■ Exercise goal ■
Write out the whole listing without a single alteration.

Dataset records Start Marker

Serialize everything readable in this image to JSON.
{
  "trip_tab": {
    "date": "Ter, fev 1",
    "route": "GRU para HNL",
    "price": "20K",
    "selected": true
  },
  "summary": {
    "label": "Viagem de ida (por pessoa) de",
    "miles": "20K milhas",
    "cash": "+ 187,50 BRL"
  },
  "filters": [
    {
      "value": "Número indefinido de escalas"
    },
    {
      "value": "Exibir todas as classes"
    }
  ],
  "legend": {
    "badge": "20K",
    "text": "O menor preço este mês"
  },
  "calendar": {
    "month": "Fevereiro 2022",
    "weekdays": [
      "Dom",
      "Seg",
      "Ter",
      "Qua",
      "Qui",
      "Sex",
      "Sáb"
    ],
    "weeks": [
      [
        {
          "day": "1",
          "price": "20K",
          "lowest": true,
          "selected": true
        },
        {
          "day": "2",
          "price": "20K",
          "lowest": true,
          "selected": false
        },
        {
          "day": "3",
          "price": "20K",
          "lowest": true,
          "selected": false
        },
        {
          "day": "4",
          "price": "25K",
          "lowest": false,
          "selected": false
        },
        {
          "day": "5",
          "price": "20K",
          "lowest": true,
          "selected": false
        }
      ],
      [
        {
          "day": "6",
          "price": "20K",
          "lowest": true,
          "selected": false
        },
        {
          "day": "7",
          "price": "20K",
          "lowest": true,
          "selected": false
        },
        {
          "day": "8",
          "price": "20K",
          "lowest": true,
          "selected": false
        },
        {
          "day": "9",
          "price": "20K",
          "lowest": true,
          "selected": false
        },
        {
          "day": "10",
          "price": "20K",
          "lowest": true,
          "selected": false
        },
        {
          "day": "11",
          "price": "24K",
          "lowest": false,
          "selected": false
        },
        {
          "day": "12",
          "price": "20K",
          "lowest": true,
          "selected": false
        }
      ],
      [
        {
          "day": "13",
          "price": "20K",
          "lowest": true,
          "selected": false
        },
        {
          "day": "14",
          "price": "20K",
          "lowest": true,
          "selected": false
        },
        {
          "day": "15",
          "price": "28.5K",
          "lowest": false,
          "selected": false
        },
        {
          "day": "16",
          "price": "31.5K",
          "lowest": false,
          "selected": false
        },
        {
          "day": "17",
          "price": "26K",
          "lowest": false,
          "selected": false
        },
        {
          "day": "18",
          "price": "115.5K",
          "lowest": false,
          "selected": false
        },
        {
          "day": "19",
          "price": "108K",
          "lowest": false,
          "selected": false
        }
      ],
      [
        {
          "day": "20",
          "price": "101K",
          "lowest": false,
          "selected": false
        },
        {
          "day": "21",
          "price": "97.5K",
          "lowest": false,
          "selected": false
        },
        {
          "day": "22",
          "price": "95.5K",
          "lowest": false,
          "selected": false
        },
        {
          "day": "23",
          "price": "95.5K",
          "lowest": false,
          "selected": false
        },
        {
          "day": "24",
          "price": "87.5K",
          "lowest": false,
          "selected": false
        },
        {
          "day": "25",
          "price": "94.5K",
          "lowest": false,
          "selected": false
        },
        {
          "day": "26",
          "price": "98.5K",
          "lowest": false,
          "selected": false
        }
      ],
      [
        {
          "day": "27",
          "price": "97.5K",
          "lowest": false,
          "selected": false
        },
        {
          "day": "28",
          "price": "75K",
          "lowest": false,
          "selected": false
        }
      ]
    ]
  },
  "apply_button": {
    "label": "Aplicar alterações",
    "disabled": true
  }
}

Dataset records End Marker

■ Your response ■
Serialize everything readable in this image to JSON.
{
  "trip_tab": {
    "date": "Ter, fev 1",
    "route": "GRU para HNL",
    "price": "20K",
    "selected": true
  },
  "summary": {
    "label": "Viagem de ida (por pessoa) de",
    "miles": "20K milhas",
    "cash": "+ 187,50 BRL"
  },
  "filters": [
    {
      "value": "Número indefinido de escalas"
    },
    {
      "value": "Exibir todas as classes"
    }
  ],
  "legend": {
    "badge": "20K",
    "text": "O menor preço este mês"
  },
  "calendar": {
    "month": "Fevereiro 2022",
    "weekdays": [
      "Dom",
      "Seg",
      "Ter",
      "Qua",
      "Qui",
      "Sex",
      "Sáb"
    ],
    "weeks": [
      [
        {
          "day": "1",
          "price": "20K",
          "lowest": true,
          "selected": true
        },
        {
          "day": "2",
          "price": "20K",
          "lowest": true,
          "selected": false
        },
        {
          "day": "3",
          "price": "20K",
          "lowest": true,
          "selected": false
        },
        {
          "day": "4",
          "price": "25K",
          "lowest": false,
          "selected": false
        },
        {
          "day": "5",
          "price": "20K",
          "lowest": true,
          "selected": false
        }
      ],
      [
        {
          "day": "6",
          "price": "20K",
          "lowest": true,
          "selected": false
        },
        {
          "day": "7",
          "price": "20K",
          "lowest": true,
          "selected": false
        },
        {
          "day": "8",
          "price": "20K",
          "lowest": true,
          "selected": false
        },
        {
          "day": "9",
          "price": "20K",
          "lowest": true,
          "selected": false
        },
        {
          "day": "10",
          "price": "20K",
          "lowest": true,
          "selected": false
        },
        {
          "day": "11",
          "price": "24K",
          "lowest": false,
          "selected": false
        },
        {
          "day": "12",
          "price": "20K",
          "lowest": true,
          "selected": false
        }
      ],
      [
        {
          "day": "13",
          "price": "20K",
          "lowest": true,
          "selected": false
        },
        {
          "day": "14",
          "price": "20K",
          "lowest": true,
          "selected": false
        },
        {
          "day": "15",
          "price": "28.5K",
          "lowest": false,
          "selected": false
        },
        {
          "day": "16",
          "price": "31.5K",
          "lowest": false,
          "selected": false
        },
        {
          "day": "17",
          "price": "26K",
          "lowest": false,
          "selected": false
        },
        {
          "day": "18",
          "price": "115.5K",
          "lowest": false,
          "selected": false
        },
        {
          "day": "19",
          "price": "108K",
          "lowest": false,
          "selected": false
        }
      ],
      [
        {
          "day": "20",
          "price": "101K",
          "lowest": false,
          "selected": false
        },
        {
          "day": "21",
          "price": "97.5K",
          "lowest": false,
          "selected": false
        },
        {
          "day": "22",
          "price": "95.5K",
          "lowest": false,
          "selected": false
        },
        {
          "day": "23",
          "price": "95.5K",
          "lowest": false,
          "selected": false
        },
        {
          "day": "24",
          "price": "87.5K",
          "lowest": false,
          "selected": false
        },
        {
          "day": "25",
          "price": "94.5K",
          "lowest": false,
          "selected": false
        },
        {
          "day": "26",
          "price": "98.5K",
          "lowest": false,
          "selected": false
        }
      ],
      [
        {
          "day": "27",
          "price": "97.5K",
          "lowest": false,
          "selected": false
        },
        {
          "day": "28",
          "price": "75K",
          "lowest": false,
          "selected": false
        }
      ]
    ]
  },
  "apply_button": {
    "label": "Aplicar alterações",
    "disabled": true
  }
}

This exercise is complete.